*WHAT YOU WILL DO:*
What is the count of lines below that include "this"? Reply with nothing else.

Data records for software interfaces
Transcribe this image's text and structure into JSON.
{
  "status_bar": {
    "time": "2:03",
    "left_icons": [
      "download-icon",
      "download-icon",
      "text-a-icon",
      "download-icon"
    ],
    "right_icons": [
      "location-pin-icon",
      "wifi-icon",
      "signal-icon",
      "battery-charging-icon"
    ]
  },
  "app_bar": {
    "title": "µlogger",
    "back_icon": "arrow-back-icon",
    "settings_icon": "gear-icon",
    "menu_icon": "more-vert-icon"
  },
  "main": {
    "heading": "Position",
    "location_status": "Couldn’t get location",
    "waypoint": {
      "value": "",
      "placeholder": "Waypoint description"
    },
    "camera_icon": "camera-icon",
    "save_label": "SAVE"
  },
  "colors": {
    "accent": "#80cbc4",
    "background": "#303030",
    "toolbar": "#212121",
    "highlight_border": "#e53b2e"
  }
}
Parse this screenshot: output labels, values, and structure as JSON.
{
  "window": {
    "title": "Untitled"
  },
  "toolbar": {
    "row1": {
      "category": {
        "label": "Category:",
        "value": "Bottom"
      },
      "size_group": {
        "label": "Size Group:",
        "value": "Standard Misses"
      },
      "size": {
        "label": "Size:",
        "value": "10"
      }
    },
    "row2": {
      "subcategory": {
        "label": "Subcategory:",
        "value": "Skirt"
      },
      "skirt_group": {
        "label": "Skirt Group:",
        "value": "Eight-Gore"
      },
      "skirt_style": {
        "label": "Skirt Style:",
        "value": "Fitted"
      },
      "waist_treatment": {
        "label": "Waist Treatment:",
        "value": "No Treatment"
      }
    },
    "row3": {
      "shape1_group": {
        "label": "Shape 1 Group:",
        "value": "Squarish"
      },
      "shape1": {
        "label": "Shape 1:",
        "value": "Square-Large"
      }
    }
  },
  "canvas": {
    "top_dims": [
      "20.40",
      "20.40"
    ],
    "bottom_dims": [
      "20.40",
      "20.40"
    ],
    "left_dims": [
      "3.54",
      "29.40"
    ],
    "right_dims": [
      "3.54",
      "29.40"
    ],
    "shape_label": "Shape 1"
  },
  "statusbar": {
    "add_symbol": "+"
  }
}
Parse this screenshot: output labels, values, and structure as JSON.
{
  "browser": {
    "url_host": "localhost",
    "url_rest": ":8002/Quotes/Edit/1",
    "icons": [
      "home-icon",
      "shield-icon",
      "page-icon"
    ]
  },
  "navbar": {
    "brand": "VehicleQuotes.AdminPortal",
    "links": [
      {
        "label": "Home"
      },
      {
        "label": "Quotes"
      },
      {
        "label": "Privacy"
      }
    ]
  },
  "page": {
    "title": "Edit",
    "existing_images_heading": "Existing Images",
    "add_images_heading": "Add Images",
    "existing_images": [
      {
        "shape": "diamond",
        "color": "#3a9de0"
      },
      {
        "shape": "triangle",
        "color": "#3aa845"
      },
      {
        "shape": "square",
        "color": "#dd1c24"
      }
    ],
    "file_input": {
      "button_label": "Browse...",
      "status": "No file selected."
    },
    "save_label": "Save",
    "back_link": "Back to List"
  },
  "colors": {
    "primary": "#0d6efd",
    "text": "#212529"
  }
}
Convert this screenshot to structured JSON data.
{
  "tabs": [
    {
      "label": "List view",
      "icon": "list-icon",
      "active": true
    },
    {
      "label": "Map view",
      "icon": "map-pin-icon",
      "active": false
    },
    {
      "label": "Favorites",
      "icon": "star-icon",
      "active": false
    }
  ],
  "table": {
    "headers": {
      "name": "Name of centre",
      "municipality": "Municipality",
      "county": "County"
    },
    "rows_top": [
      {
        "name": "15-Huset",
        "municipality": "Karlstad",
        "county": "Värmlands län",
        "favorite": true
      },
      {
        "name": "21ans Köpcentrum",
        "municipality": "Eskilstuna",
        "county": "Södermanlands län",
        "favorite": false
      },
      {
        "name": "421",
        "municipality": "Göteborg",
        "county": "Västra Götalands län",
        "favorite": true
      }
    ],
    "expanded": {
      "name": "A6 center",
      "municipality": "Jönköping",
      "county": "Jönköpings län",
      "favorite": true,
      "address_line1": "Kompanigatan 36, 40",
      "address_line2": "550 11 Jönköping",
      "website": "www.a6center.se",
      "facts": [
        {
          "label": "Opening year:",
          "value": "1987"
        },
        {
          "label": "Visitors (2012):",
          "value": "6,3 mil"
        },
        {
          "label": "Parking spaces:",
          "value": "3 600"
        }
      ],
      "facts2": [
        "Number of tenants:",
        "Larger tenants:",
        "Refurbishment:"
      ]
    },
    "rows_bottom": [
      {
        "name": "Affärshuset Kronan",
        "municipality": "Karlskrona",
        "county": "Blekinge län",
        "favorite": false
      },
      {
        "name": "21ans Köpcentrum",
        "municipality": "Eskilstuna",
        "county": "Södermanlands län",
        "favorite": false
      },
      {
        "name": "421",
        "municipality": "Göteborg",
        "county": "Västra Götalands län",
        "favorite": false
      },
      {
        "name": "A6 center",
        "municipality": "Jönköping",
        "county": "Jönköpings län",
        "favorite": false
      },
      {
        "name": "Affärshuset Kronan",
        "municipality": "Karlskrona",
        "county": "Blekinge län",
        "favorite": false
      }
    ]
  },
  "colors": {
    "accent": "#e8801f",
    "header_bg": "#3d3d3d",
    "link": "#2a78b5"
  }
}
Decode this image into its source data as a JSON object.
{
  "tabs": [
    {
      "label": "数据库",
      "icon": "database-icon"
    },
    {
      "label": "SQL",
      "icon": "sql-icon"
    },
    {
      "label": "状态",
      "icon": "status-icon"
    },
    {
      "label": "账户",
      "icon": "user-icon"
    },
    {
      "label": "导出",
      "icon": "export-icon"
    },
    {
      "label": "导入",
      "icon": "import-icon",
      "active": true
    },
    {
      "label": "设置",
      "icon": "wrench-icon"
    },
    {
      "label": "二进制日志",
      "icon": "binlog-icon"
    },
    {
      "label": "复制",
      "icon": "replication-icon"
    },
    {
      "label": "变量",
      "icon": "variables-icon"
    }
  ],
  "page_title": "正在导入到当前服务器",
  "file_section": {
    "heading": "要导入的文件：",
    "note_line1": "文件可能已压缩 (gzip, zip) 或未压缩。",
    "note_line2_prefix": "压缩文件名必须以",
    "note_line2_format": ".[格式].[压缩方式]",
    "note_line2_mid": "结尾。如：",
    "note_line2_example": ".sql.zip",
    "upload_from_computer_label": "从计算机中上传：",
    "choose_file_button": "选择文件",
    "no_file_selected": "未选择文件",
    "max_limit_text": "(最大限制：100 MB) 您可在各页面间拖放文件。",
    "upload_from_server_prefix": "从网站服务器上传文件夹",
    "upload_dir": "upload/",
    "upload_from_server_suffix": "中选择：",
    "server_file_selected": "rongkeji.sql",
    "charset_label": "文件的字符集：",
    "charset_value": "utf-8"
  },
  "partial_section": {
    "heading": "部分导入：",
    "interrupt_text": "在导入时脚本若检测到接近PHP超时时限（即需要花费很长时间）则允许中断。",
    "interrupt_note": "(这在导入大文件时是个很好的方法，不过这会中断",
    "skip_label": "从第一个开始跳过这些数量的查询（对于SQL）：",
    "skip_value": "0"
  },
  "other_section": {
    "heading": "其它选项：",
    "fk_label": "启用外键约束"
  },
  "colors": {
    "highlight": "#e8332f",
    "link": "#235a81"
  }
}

*ANSWER SPACE:*
5